The U.S. Court of Appeals upheld a decision that Permasteelisa North America was not bound to a project it “disengaged” from prior to signing a formal subcontract.

gavelIn 2013, general contractor C.G. Schmidt (CGS) selected Permasteelisa’s bid to fabricate and install a custom curtainwall on an 18-story office building in Milwaukee. However, the sides never entered into a formal contract after more than a year of negotiations, and Permasteelisa withdrew from the project in 2014.

In December 2014, CGS filed a diversity action again Permasteelisa in the Eastern District of Wisconsin claiming breach of contract and promissory estoppel. The general contractor claimed its selection of the bid constituted an enforceable contract despite the fact that Permasteelisa wouldn’t sign a formal agreement until negotiations were complete. A formal agreement was never reached or signed. CGS says it suffered damages from Permasteelisa’s backing out of the project because it was then required to use a different subcontractor at a higher price.

The court ruled in Permasteelisa’s favor in October 2015, and CGS appealed. On June 16, 2016, the U.S. Court of Appeals for the Seventh Circuit upheld the decision.

“Before negotiations began, [Permasteelisa] made clear that it intended to be bound only after reviewing the prime contract and executing a formal subcontract with agreed upon language,” the appeal decision reads in part. It adds that two letters of intent between the parties prove they “had not yet solidified their relationship in a binding agreement.”

It continues, in part, “The undisputed evidence shows that up until the point of disengagement, CGS and [Permasteelisa] were in the midst of a negotiation. The parties intended to reach a final, binding agreement, but that agreement never materialized.”

According to court documents, during negotiations, the contract glazier repeatedly raised concerns with some of the terms of the proposed subcontract agreement. Meanwhile, it had been working to confirm a timeslot with its manufacturing facility in Thailand, as the use of that facility would result in a notable reduction in cost.

After continued communications, Permasteelisa stopped activity on the project, citing civil unrest in Thailand and claiming it no longer had the capacity to produce the curtainwall. CGS urged Permasteelisa to honor the bid, but the glazier refused, as it never signed a formal subcontract.

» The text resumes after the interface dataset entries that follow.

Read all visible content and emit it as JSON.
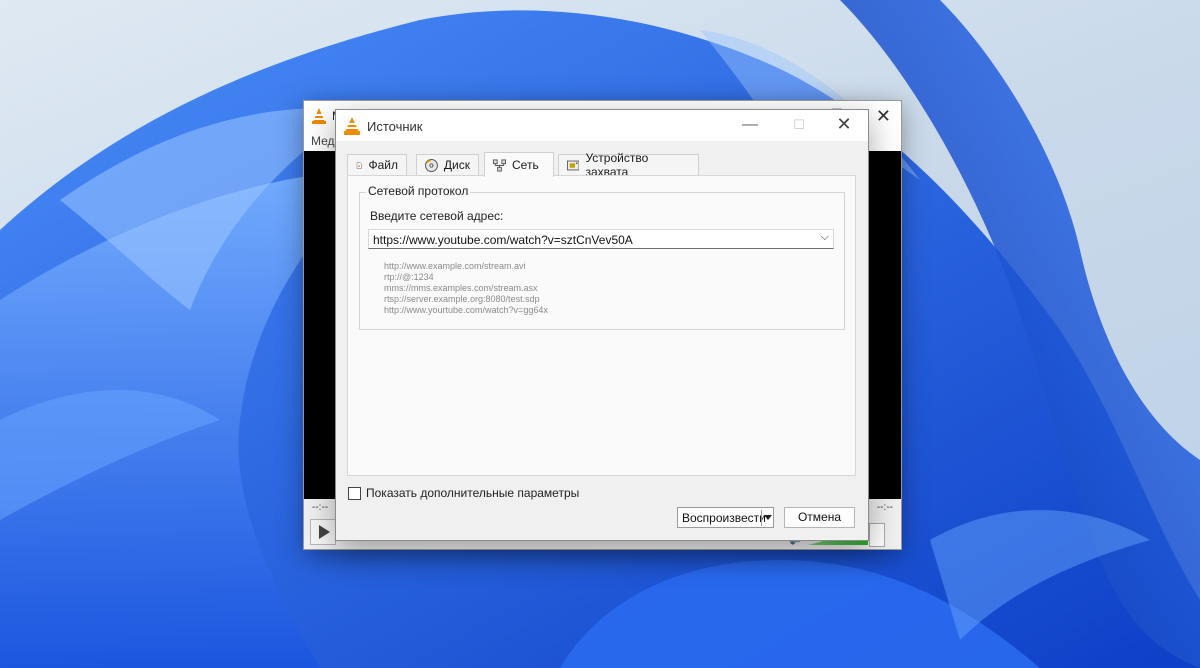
{
  "background_window": {
    "title": "М",
    "menu": "Меди",
    "time_left": "--:--",
    "time_right": "--:--"
  },
  "dialog": {
    "title": "Источник",
    "tabs": [
      {
        "label": "Файл",
        "icon": "file-icon"
      },
      {
        "label": "Диск",
        "icon": "disc-icon"
      },
      {
        "label": "Сеть",
        "icon": "network-icon",
        "active": true
      },
      {
        "label": "Устройство захвата",
        "icon": "capture-device-icon"
      }
    ],
    "group_title": "Сетевой протокол",
    "address_label": "Введите сетевой адрес:",
    "address_value": "https://www.youtube.com/watch?v=sztCnVev50A",
    "examples": [
      "http://www.example.com/stream.avi",
      "rtp://@:1234",
      "mms://mms.examples.com/stream.asx",
      "rtsp://server.example.org:8080/test.sdp",
      "http://www.yourtube.com/watch?v=gg64x"
    ],
    "show_more_label": "Показать дополнительные параметры",
    "show_more_checked": false,
    "play_button": "Воспроизвести",
    "cancel_button": "Отмена"
  },
  "colors": {
    "wallpaper_blue": "#1e63e6",
    "accent_orange": "#f08a00",
    "video_black": "#000000"
  }
}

The general contractor then brought in a new subcontractor for what it says was a higher price and filed the action against Permasteelisa.

In addition to ruling in favor of the glazier on the breach of contract accusations, the judge ruled that CGS’s promissory estoppel claim also failed. CGS argued Permasteelisa made a promise to supply the curtainwall and that CGS relied on that promise by incorporating its bid price into its own bid with the project owner. The judge asserts that CGS didn’t actually accept the bid, as the sides were still negotiating, as was CGS with the project owner.

“CGS knew, or at least should have known, that the negotiations could fall apart before the parties entered into a binding agreements,” the appeal decision reads.